[Web page and app entries]
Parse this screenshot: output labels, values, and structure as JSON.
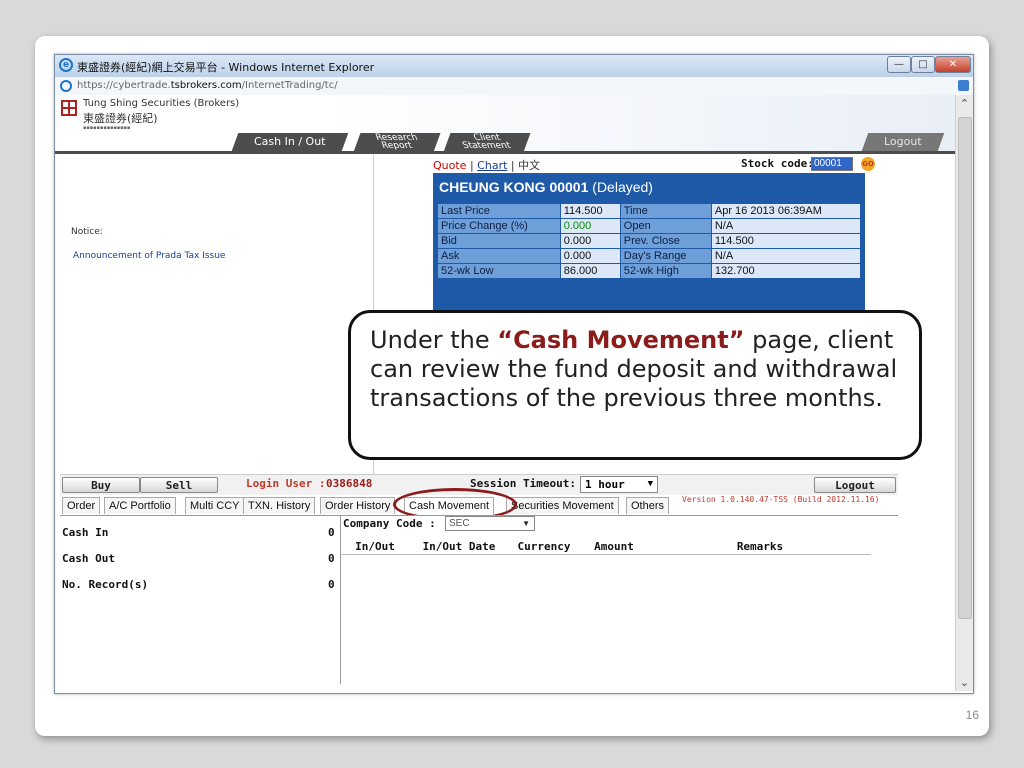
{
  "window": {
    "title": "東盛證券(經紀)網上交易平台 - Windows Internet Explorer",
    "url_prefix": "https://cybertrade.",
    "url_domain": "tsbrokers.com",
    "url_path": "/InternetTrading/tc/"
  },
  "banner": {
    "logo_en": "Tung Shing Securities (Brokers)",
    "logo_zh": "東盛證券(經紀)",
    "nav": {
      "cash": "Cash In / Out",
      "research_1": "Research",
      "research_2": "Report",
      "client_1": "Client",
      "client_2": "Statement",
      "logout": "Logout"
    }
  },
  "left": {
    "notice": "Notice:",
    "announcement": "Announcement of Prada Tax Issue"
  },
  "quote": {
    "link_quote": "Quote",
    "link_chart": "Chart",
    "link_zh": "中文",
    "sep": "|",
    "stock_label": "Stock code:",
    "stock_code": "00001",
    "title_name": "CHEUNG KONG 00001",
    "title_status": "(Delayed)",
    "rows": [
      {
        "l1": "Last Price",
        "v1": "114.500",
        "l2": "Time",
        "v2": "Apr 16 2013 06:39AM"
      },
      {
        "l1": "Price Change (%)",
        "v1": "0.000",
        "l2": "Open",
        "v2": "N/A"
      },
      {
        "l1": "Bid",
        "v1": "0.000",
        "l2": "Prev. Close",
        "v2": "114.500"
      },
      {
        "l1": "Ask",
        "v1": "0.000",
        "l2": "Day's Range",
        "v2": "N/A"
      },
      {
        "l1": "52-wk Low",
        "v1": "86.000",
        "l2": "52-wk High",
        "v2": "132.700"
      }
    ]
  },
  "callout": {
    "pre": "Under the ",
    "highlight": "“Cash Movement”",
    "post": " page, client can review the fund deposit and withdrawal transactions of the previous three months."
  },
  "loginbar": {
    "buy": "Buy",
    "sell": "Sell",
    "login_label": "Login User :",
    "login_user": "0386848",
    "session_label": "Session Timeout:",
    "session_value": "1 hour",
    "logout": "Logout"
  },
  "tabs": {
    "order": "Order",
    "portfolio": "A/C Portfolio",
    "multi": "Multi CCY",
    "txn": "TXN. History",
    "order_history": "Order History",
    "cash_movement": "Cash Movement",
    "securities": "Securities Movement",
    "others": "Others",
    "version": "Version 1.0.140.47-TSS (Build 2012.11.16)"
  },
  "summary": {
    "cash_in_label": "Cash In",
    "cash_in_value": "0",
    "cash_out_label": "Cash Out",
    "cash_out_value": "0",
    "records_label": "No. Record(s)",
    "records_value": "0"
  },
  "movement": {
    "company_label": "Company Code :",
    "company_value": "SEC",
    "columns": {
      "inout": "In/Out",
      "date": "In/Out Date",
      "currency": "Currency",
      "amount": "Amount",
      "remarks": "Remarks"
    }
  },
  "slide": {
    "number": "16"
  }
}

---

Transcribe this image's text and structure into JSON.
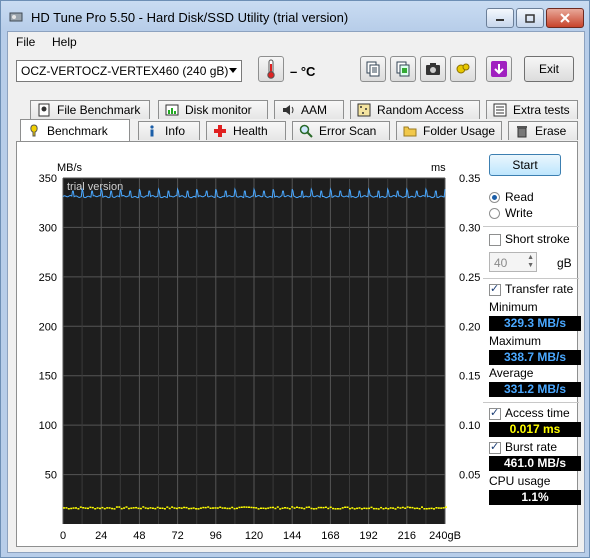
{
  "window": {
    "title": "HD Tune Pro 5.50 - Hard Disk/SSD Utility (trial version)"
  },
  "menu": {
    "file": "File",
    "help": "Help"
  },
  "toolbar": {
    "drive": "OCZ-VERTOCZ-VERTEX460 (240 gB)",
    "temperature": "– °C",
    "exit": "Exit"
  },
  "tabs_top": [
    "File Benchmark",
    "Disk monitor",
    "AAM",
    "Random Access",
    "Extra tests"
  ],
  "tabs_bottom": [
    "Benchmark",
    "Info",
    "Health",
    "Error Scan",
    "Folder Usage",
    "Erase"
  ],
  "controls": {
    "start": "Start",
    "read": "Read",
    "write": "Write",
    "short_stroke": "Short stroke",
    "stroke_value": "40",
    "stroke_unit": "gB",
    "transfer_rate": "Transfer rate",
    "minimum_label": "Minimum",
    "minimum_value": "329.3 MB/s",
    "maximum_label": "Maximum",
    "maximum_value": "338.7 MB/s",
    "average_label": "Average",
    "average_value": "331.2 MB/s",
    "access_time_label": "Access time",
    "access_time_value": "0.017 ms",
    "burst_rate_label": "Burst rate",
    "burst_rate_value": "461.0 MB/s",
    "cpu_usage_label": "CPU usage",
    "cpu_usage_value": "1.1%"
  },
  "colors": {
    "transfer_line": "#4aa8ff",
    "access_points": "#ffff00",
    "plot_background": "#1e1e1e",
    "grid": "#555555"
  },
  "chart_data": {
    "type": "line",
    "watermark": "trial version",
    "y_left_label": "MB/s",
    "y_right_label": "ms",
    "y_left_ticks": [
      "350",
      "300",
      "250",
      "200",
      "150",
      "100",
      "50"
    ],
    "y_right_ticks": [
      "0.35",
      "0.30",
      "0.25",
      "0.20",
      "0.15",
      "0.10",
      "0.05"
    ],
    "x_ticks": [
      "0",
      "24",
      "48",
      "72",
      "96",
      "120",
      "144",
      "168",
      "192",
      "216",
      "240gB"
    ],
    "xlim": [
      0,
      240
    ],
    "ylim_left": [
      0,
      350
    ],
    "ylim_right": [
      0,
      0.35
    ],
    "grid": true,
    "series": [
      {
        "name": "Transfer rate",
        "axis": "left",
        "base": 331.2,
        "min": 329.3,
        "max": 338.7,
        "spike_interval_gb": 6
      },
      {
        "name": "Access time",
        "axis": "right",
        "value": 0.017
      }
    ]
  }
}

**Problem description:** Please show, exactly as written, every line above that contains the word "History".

**Response area:**
    "txn": "TXN. History",
    "order_history": "Order History",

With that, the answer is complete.